Twelve for ’12 (continued)

Justin Stewart reclines with his favorite books on game theory, including John Von Neumann’s and Oskar Morgenstern’s 1944 classic, Theory of Games and Economic Behavior.  Photo by Matt D'Annunzio

Justin Stewart mathematics-economics

Hometown: Whittier, California

Advisers: Jon Rork [economics 2010–] and Albyn Jones [statistics 1986–]

Thesis: Randomness as Fairness

What it’s about: A classic model, the ultimatum game, is used in game theory to examine bargaining behavior. I consider the possible mechanisms underlying the discrepancy between how economic theory suggests individuals should behave and how they do behave.

What it’s really about: Understanding the difference between economic theory and economic reality.

When I got to Reed I was: A commercial model, traveling to New York and Paris for assignments.
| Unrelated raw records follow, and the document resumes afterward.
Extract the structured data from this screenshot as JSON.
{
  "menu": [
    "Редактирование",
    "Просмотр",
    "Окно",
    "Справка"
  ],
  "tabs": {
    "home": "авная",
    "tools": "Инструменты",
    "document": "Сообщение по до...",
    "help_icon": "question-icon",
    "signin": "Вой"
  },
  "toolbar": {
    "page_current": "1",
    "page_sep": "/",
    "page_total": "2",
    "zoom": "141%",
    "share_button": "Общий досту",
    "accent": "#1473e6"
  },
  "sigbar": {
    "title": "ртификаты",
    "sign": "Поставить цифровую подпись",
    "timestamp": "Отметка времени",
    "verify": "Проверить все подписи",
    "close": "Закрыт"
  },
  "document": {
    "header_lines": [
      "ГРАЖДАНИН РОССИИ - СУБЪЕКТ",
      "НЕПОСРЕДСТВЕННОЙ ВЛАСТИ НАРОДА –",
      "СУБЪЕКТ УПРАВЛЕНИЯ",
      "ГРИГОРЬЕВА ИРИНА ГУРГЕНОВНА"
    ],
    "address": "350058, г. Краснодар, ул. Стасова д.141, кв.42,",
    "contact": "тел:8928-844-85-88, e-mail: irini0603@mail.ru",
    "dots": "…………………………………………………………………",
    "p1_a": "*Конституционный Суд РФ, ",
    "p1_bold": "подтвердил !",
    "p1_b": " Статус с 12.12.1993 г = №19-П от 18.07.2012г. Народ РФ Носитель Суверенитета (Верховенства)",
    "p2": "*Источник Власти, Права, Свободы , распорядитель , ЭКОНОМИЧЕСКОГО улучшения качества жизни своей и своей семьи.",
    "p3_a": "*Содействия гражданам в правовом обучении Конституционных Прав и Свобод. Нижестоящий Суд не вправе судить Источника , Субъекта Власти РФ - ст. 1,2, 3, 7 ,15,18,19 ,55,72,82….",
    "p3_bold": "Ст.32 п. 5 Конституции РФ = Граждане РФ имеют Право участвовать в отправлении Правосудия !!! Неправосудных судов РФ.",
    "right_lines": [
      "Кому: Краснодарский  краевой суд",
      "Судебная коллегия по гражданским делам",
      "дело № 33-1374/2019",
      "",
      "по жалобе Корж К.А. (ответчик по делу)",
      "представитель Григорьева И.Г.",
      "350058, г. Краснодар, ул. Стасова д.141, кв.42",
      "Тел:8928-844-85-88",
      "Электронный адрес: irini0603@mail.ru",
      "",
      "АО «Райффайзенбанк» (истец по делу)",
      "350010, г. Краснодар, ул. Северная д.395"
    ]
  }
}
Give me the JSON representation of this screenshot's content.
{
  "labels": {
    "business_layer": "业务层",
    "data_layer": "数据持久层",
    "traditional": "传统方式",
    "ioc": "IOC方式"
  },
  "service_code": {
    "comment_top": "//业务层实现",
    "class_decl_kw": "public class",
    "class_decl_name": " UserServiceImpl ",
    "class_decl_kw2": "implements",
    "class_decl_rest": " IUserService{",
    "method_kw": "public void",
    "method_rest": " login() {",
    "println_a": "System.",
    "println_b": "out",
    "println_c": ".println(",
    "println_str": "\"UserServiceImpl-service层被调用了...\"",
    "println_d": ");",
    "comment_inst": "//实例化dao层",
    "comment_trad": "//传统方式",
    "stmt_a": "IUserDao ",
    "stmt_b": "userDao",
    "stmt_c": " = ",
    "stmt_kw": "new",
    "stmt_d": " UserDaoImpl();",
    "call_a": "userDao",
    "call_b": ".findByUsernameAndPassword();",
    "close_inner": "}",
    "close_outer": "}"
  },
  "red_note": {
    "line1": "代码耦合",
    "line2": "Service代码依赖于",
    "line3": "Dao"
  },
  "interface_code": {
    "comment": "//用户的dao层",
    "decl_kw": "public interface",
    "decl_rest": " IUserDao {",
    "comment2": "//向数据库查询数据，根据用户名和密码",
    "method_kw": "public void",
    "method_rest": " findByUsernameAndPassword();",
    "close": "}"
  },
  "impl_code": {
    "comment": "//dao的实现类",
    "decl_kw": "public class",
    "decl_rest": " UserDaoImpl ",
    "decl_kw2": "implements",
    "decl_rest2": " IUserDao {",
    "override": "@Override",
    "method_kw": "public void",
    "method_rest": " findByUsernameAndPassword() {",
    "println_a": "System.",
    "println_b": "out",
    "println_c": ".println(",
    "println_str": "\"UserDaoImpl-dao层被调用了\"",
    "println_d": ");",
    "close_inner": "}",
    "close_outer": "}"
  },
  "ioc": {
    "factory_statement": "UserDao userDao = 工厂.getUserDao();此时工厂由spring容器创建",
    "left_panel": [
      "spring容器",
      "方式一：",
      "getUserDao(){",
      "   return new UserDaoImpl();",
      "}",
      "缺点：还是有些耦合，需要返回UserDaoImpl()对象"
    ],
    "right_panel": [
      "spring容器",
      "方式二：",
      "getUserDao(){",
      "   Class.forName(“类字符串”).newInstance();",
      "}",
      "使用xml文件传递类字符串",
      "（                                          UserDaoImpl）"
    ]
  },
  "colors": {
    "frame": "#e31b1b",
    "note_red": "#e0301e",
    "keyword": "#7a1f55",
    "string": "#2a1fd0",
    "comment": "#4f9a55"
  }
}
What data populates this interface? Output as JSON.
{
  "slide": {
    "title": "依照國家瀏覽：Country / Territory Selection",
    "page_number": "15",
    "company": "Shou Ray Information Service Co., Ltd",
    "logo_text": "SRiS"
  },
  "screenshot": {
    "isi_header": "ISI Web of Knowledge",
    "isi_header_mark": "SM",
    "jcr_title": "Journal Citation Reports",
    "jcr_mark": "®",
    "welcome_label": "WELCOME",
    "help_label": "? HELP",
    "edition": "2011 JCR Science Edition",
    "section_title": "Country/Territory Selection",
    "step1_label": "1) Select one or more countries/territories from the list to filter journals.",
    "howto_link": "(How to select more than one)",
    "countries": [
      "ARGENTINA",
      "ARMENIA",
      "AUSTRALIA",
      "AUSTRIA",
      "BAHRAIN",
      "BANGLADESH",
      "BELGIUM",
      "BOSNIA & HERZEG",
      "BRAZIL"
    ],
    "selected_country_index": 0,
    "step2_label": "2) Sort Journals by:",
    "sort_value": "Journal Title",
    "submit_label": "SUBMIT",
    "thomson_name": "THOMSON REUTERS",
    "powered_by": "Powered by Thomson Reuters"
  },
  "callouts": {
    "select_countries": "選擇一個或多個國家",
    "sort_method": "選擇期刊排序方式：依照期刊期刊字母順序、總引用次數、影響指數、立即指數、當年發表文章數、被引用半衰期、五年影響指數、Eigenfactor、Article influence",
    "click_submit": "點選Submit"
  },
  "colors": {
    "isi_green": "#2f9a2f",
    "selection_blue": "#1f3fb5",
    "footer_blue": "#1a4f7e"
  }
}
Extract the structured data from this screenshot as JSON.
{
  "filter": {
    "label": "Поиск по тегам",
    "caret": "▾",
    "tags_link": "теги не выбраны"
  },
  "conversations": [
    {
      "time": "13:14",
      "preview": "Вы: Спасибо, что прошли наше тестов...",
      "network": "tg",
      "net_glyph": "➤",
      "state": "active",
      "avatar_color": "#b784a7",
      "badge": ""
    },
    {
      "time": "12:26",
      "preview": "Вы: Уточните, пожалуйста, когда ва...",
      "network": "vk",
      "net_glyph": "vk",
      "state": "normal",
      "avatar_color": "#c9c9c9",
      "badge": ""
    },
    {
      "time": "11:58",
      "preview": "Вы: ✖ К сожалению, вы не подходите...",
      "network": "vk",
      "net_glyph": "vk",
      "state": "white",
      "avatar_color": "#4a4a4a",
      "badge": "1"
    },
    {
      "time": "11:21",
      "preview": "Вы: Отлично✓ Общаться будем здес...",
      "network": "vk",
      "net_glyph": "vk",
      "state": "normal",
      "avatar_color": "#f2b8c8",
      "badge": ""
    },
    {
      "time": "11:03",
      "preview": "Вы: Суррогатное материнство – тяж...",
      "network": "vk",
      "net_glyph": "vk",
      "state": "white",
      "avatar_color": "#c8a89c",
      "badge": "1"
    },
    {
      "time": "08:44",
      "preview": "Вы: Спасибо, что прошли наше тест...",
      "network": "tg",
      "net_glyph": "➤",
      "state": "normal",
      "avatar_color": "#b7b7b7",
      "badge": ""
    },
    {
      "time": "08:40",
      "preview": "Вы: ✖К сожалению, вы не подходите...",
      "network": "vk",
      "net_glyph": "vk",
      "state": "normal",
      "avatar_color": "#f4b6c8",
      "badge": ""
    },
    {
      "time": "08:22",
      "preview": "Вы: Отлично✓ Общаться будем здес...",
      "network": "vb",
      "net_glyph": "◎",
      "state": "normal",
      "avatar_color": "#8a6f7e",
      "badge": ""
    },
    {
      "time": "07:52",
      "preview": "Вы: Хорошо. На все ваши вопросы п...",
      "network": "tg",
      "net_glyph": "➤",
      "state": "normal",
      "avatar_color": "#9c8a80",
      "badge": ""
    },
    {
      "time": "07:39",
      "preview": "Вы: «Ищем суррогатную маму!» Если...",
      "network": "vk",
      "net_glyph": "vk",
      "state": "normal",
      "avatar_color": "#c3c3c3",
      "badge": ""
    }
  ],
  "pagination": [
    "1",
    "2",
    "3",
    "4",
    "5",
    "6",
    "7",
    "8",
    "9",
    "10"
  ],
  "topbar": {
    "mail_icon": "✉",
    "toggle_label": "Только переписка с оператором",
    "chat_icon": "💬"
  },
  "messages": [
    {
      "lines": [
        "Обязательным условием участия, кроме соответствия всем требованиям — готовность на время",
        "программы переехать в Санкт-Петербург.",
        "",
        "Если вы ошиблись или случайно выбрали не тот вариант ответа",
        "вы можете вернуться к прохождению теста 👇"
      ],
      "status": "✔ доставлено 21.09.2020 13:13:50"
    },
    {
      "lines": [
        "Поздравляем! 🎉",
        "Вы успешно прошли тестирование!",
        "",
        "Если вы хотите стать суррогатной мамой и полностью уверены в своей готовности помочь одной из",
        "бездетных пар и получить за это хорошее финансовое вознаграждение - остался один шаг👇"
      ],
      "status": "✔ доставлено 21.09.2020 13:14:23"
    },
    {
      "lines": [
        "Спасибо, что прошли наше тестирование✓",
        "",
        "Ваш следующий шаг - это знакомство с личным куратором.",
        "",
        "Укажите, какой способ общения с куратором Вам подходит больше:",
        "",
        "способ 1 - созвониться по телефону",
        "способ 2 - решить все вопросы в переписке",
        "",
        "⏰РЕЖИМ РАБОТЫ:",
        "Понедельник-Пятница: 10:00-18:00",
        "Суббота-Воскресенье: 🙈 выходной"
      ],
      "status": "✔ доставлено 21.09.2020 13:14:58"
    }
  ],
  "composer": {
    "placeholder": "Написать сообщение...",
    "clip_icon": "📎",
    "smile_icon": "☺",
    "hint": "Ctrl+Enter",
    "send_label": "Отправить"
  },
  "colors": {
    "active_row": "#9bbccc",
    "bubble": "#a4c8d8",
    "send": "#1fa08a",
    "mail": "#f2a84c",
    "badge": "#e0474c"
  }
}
As a kid you can’t have a more fun lifestyle. But when I got to Reed I realized it wasn’t all that important or significant. In modeling you don’t move ahead based on anything but looks. Here the scrutiny is how good is your work, how good is your presentation? My interests have shifted. I don’t care if I’m at the best party anymore. What I pay attention to now is am I getting the research grant that’s on the table?

Influential book: E. Roy Weintraub’s How Economics Became a Mathematical Science 

Favorite spot: The temperature is optimal at the third table in the library basement by the windows facing the ETC. The amount of great work that I have completed at that specific table is incredible.

Random thoughts: One of the most fascinating things about mathematics is its precision. I can say something and there’s no ambiguity whatsoever. Mathematics opens up a world that is not even possible in reality. It allows your mind to participate in an alternative reality that is beyond our senses.

Cool stuff I did: Studied abroad in England, created an econometric model to forecast national consumer behavior using Twitter, really got into yoga and the philosophy of computation  as taught by Mark Bedau ’76 [philosophy 1991–].

How Reed changed me: The exposure to Reed’s brilliant professors, inspiring and intelligent classmates, and fascinating questions and problems developed within me an incredible desire to learn. Finding and developing this new passion over the last four years made my decision to attend Reed one of the best in my life.

What’s next: Summer research with Professor Bedau, then I’m off to the University of Pittsburgh to pursue a PhD in economics.

VIDEO: Justin Stewart

Give and Take. By studying the Ultimatum Game, Justin Stewart ’12 analyses discrepancies between economic theory and the reality.